Finding the Story Part 1: The Appeal of Stories

Storytelling in business is fashionable and popular, including in financial services.

There is a large body of academic literature on the topic, specialist consultancies, training courses, websites and blogs all drawing our attention to the power of narrative.

Business storytelling has great appeal to experts, service providers and customers alike. Using stories helps make business more interesting. It helps us engage with subject matter that otherwise might be technical and dull.

Stories are a refreshing alternative to the jargonized consulting-speak that is widespread in business writing, especially financial services.

Stories are compelling. People love them. This blog explains why, without going into detail about the psychology, science or typology of storytelling, which is a whole topic on its own.


Books

Two kinds of story

At Prism-Clarity we use the word story in two different ways.

Not just story as a structured narrative with a beginning, a middle and an end – a tale – but also in the journalistic sense of the word – a hard-nosed, punchy, shorthand, news item which conveys something that has happened or should happen.

In this usage story is simply a useful alternative to other words that are commonly used in business communications. Words such as summary, message and pitch.

Story conveys these ideas, the essential core of a piece of writing, in a word that has universal magic and appeal.

That’s the difference between this blog and other content on storytelling in business. If we use the word story in this generic way, to convey something compelling but short, we can apply it to any piece of business writing, in any format or length.

A tweet has a story (or is a story). An email has a story. So does a CV, an investment research report, an audit, a project plan or a blog. Even policies and detailed technical manuals can be reduced to their essential core element – a story – in a way that captures the reader’s attention and engages them.

The story tells you about the underlying piece in a few short but interesting words. And it will increase the impact of your writing if you keep your story in mind throughout your writing process, regardless of the length or format of your content.

Stone and Mantel

Why people like stories

To help understand the power and value of stories, it’s useful to understand the meaning of the word: the story of story.

The dictionary definition tells us something: the OED entry is wide-ranging, with five different elements:

1. tales told for entertainment
2. past events and experiences
3. facts and news
4. lies
5. corporate commercial prospects.

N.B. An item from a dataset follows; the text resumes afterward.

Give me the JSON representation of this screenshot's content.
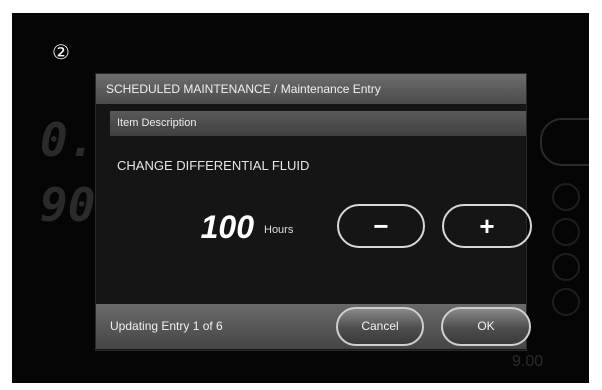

This variety suggests that story is a versatile word; this is why it’s such a good substitute for other words commonly used in business and financial services.

Now let’s focus mainly on the first element of the definition – tales told for entertainment – story as a narrative structure with characters and plot, some descriptive colour, a beginning, middle and end.

The seven story plots

Studies on the typology of narrative stories say that, when it is all boiled down, there are only a few underlying types of story, or plots.

The number varies – some say seven, some say two, nine or ten – how many is not all that important. On the grounds that seven is a nice prime number, we can go with that.

Here are journalist Christopher Booker’s seven, from his book The Seven Basic Plots: Why We Tell Stories:

1. overcoming the monster
2. rags to riches
3. quest
4. voyage and return
5. comedy
6. tragedy
7. rebirth.

He also talks about two more:

8. rebellion against ‘the one’
9. mystery.

Other writers list seven completely different story types. There is no right answer on this one: it is subjective.

I don’t want to put much too emphasis on typology in this blog, but here is a list of seven universal stories that summarize most of what goes on in business writing:

1. buy or sell
2. winning
3. what you need to know
4. the meaning of the numbers
5. how to do it
6. for the general good
7. lessons from elsewhere.

You might disagree and have two, nine or more of your own versions of this typology, and this is fine. Simply going through the thought process is a good idea. Ask yourself: what kind of a communication is this? What kind of story am I writing?

Primal and universal

The point is that stories are universal. Let’s think about the seven plots. All the stories ever written can be reduced to one of seven (or nine, or however many) fundamental plots. This is a powerful idea. It suggests that stories have a kind of primal or elemental resonance that anyone can recognize. They are imprinted in our human brain pattern. We all have access to them, simply by being human. This is why stories are so meaningful to us.

Then there are the reminders of childhood – bedtime stories – with intimations of comfort and psychological reward, exercising our childhood imaginations and the precursor to sleep.

Stories are primal and historic; a pathway to our ancestors, myths, legends and archetypes. They connect us to our past, and to each other in the present. Like the fundamental rules of language, which are innate to us from childhood, they are tools that help us exchange and connect, share and experience deep thoughts and real feelings, all in the safety of the printed page, screen or voice.

They give us common ground to help us engage with our own emotions, as well as with our ancestors, families and peers. Stories are very real experiences for us in the way we understand and interpret them. They are ours, and yet at the same time recognizable and available to other people too.

Put another way, think of the story in its most simple structural elements: a beginning, middle and end. This alone is a useful touchstone, which anyone can use to help improve the clarity of their business writing.

In the next blog in this series we will look at applying these ideas more directly to business and financial services writing.

Contact Prism-Clarity for further information, including where to get the best advice.